CHENNAI: In December last year newspapers across the state carried headlines about HIV positive blood being transfused to a pregnant woman at a government hospital in Sattur, Virudhunagar. Three months after this shocking case of medical negligence came to light, reports of at least 9 maternity deaths due to the administration of 'lysed' blood have surfaced. These two incidents have not only created ripples in the medical fraternity but forced people to question the safety of blood transfusions in the state.
World Blood Donor Day is celebrated on June 14 every year and this year's theme is 'Safe blood for all'. How safe is donated blood?
Talking about the elaborate steps to be followed while donating blood, Dr N. Rajakumar, professor and head, department of transfusion medicine, Government Stanley medical college and hospital, says,” When a volunteer walks in, s/he is first asked to fill up a form which provides us with crucial details. S/he then undergoes a test for haemoglobin estimation followed by a medical examination. If the haemoglobin count is 12.5 and above, the donor is eligible for donation. Following this, s/he is given pre-donation counselling and briefed by about the procedure and precautions be to taken before blood donation. After donating blood, s/he is once again given post donation counselling.”
The donated blood then goes through extensive screening tests. According to WHO guidelines, the blood should be screened for HIV, hepatitis B, hepatitis C, syphilis and malaria. If the blood sample fails even one of these tests, it is discarded immediately.
The donor's cell and recipient's serum is then tested for compatibility(based on blood group) following which transfusion is performed.

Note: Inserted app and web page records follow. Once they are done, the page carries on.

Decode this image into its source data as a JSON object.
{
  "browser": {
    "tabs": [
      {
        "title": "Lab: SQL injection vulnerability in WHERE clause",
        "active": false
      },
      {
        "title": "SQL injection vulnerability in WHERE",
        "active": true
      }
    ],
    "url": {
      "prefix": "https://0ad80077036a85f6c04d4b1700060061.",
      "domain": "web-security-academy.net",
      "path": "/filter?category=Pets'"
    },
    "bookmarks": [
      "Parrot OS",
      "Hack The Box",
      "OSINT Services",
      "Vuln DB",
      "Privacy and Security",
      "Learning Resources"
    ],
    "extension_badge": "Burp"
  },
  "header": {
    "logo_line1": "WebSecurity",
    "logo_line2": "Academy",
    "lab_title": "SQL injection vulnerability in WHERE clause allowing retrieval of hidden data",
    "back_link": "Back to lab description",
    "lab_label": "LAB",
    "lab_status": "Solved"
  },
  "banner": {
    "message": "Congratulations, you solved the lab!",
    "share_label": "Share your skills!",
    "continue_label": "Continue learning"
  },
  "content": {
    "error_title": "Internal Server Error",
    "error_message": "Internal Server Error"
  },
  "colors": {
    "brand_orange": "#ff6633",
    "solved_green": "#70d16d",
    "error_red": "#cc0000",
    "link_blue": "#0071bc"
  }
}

Ideally, the collected blood should be separated into its components within six hours of collection. Each component, however, comes with its own shelf life and storage criteria. While packed cells need to be stored at 2- 8 degree Celcius, platelets need to be stored at 22-24 degree Celsius and fresh frozen plasma should be blast frozen at -80-degree Celcius and de-freeze at -40-degree Celcius. With the government providing data logger system to the 89 blood government blood banks across the state, storage of collected blood and blood products has now become easy. This chain of approved processes should be meticulously followed by all blood banks to prevent botches in blood transfusion.
Dr Ravindranath, Doctor's Society for Social Equality, says,” The Tamil Nadu government is yet to take a stand on blood donation policy. Despite being a pioneer of healthcare in the nation, blood banks in the state are still short of advanced equipment.”
Talking about the various shortcomings in the state's blood banks, he says, “Blood banks need to computerize and inter-connect immediately so that every blood bank knows the donor's donation history. Advanced equipment should be brought in for cross-matching recipients and donor's blood. Also, only permanent well-qualified staff and doctors should be employed at blood banks.”
“Donor rights is something we tend to overlook. If a donor's blood tests positive for some infection, it is the blood bank's duty to notify him/her immediately. Donor records should be duly maintained,” he says adding that he hopes that government brings about effective blood donation policies soon.
The need for blood and blood products is universal. Transfusion of blood saves millions of lives every year. However, there is a marked difference in the level of access to safe blood and blood products across and within countries. This is the issue we need to be focussing on this World Blood Donor's Day.
Encouraging people to donate blood, Dr N.Rajakumar says, “We usually face a shortage in blood donation during summer months. We request NGOs to organise donation camps during this period. Awareness campaigns about blood donation should be conducted in schools and colleges.”